A Guide to Overcoming the Most Common Pickleball Injuries

It’s really no surprise that pickleball is one of the fasting growing sports in our community. It’s fun, good exercise, a stress reliever, low impact, and a great social outlet.

Statistics show that the majority of people that participate in pickleball are middle-aged and the sport is rapidly growing in popularity among those ages 50-60. If this is you, it may have been awhile since you were involved in competitive sports. And for many, although pickleball is fun, they do take their performance and ability on the court quit seriously.

What we need to take just as seriously is our ability to keep enjoying the game for years to come. That means preventing injuries and keeping our body strong and fit.

There are acute injuries that occur during pickleball – a pulled hamstring, ruptured tendon, a fall, or broken bone. Accidents can happen in any activity where we move in different directions and have to quickly react. However, the incidence of these types of injuries is relatively low in the sport.

More often, injures occur due to the repetitive nature of pickleball. This causes more chronic injuries – the nagging aches and pains that seem to get better with rest but never really go away. The kind that we put up with until we just can’t anymore and end up calling it quits.

In order to perform our best and continue to play well season after season, resolution and prevention of these chronic injuries is crucial. Let’s cover the most common of these injuries and how we can prevent them.

Most Common Pickleball Injuries and How to Treat Them

  1. Tennis Elbow or Wrist Pain

    Just like in tennis, swinging a racquet can cause strain in the tendons that flex and extend the wrist or elbow. Discomfort develops over time associated with repetitively hitting the ball. If the problem is newly developed, working on proper ball striking form can fix the problem.

    However, if the problem has become chronic there is likely inflammation and possibly even scar tissue formation that needs to be worked on by a manual physical therapist. We find Astym treatments to be most effective.

  2. Plantar Fasciitis

    Plantar fasciitis typically results from irritation of the tissue that runs from the heel across the arch of the foot. This can be treated with stretching, arch strengthening exercises, and possibly shoe orthotics.

    Again, if the problem has been going on for a long time, Astym therapy to regenerate the damaged tissue may be beneficial, especially if other treatments have not solved the problem.

  3. Shoulder Impingement

    Often referred to as “tendinitis” or “bursitis” of the shoulder, this is when the rotator cuff tendons get irritated.
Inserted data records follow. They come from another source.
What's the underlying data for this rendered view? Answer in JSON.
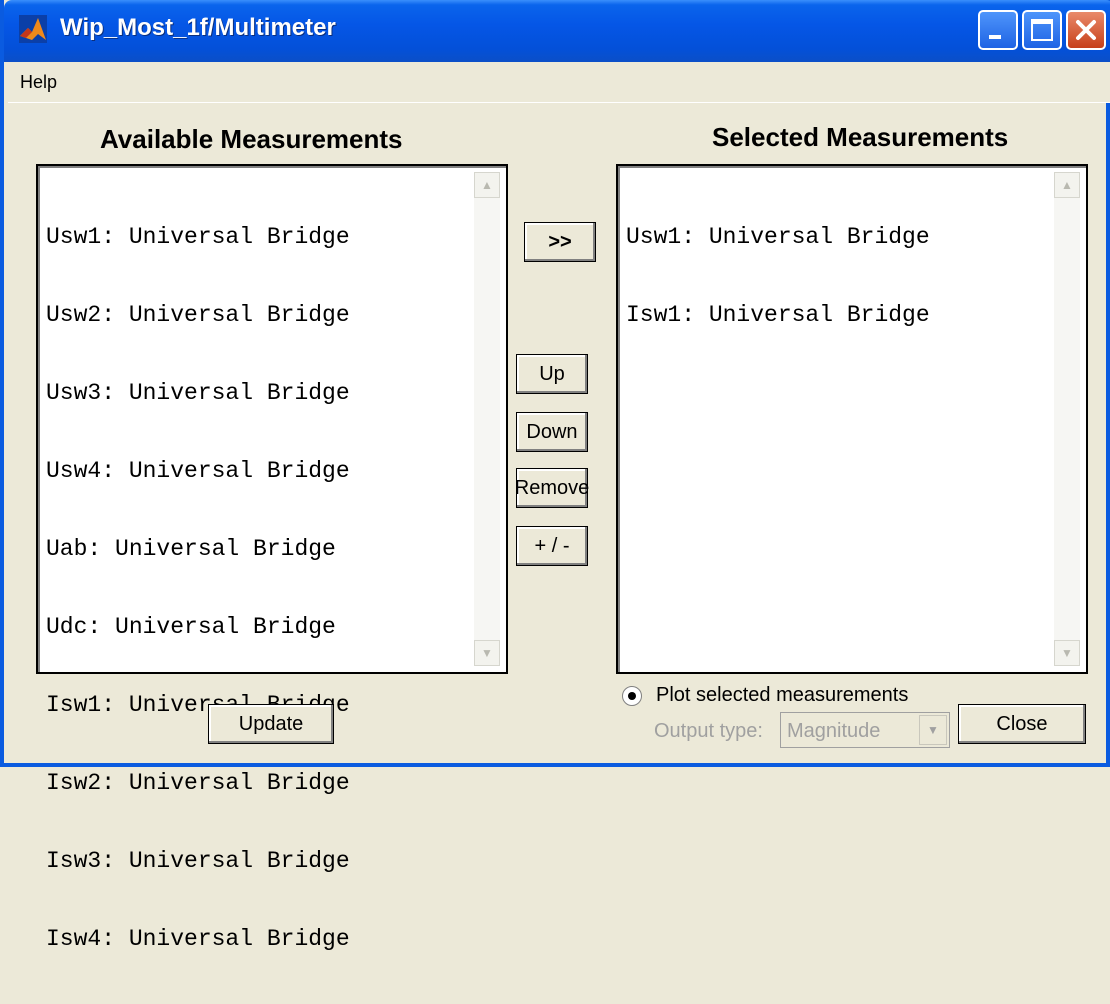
{
  "window": {
    "title": "Wip_Most_1f/Multimeter",
    "colors": {
      "titlebar": "#0556e6",
      "face": "#ece9d8",
      "disabled_text": "#a0a0a0"
    }
  },
  "menu": {
    "help": "Help"
  },
  "available": {
    "heading": "Available Measurements",
    "items": [
      "Usw1: Universal Bridge",
      "Usw2: Universal Bridge",
      "Usw3: Universal Bridge",
      "Usw4: Universal Bridge",
      "Uab: Universal Bridge",
      "Udc: Universal Bridge",
      "Isw1: Universal Bridge",
      "Isw2: Universal Bridge",
      "Isw3: Universal Bridge",
      "Isw4: Universal Bridge"
    ]
  },
  "selected": {
    "heading": "Selected Measurements",
    "items": [
      "Usw1: Universal Bridge",
      "Isw1: Universal Bridge"
    ]
  },
  "buttons": {
    "add": ">>",
    "up": "Up",
    "down": "Down",
    "remove": "Remove",
    "sign": "+ / -",
    "update": "Update",
    "close": "Close"
  },
  "plot": {
    "label": "Plot selected measurements",
    "checked": true,
    "output_type_label": "Output type:",
    "output_type_value": "Magnitude"
  },
  "icons": [
    "matlab-icon",
    "minimize-icon",
    "maximize-icon",
    "close-icon",
    "scroll-up-arrow-icon",
    "scroll-down-arrow-icon",
    "dropdown-arrow-icon"
  ]
}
This is far less common in pickleball than other sports because there is less overhead movements which is what tends to cause this problem.

    Proper stretching and warm ups should limit shoulder problems. If you do not have full range of movement in your shoulder, this needs to be addressed with a physical therapist first.

  4. Ankle or Knee Sprain

    A sprain of the knee or ankle can occur due to quick pivoting movements and rapid starting/stopping. A sprain is usually felt immediately and can make the leg affected painful to put weight on.

    Recovery is dependent on the severity of the sprain, but in most cases gentle movement without exceeding pain tolerance is important to stimulate tissue healing.

  5. Hamstring Strain

    “Pulling a hamstring” is a complaint we hear often. It usually occurs when we get aggressive and lunge for a ball a bit out of our reach.

    Muscles that are well hydrated and flexible are less likely to sustain this type of injury. In addition, working on improving strength through the hip and buttocks can help “rehab” a hamstring by providing it proper support.

  6. Back Strain

    Back aches and pains are usually made worse with forward bending and repetitive rotation of the body. Conditioning of the muscles in the back, core, and legs can help prevent injury.

    If back pain is an ongoing issue, then manual therapy to address alignment and proper range of movement through the spine may be necessary.

Just like any sport, improving flexibility, mobility, and endurance will result in improved performance and injury prevention. In fact, when it comes to pickleball, you can often pull out a win by outlasting your opponent. Mistakes and injuries most often happen when a player is fatigued.

Remember, although traumatic injuries are not as likely in pickleball, chronic overuse type injuries are. Think of terms such as sprain and strain as opposed to break or tear. This is good news, because many of these ailments are easily treated or can be prevented in the first place.

The injuries listed above respond well to physical therapy and this can help players return to the game, play without discomfort, and even compete at a higher level. Worried that an ache, pain, weakness, or poor endurance is limiting your performance?

Click the link below to talk with an expert today. Our doctors of physical therapy can get you back on the court and feeling your best.